Repeat each record below exactly as it is written.

Start of Exercise data

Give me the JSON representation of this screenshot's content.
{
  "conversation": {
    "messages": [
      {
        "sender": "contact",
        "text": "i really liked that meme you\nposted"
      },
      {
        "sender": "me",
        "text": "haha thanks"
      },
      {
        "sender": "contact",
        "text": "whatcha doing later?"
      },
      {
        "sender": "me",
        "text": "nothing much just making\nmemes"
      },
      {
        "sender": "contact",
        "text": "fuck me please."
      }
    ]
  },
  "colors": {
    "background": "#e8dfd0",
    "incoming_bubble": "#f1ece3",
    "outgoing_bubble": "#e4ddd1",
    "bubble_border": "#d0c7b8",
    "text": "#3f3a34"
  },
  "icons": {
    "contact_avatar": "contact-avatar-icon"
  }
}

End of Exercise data

__Reply__:
Give me the JSON representation of this screenshot's content.
{
  "conversation": {
    "messages": [
      {
        "sender": "contact",
        "text": "i really liked that meme you\nposted"
      },
      {
        "sender": "me",
        "text": "haha thanks"
      },
      {
        "sender": "contact",
        "text": "whatcha doing later?"
      },
      {
        "sender": "me",
        "text": "nothing much just making\nmemes"
      },
      {
        "sender": "contact",
        "text": "fuck me please."
      }
    ]
  },
  "colors": {
    "background": "#e8dfd0",
    "incoming_bubble": "#f1ece3",
    "outgoing_bubble": "#e4ddd1",
    "bubble_border": "#d0c7b8",
    "text": "#3f3a34"
  },
  "icons": {
    "contact_avatar": "contact-avatar-icon"
  }
}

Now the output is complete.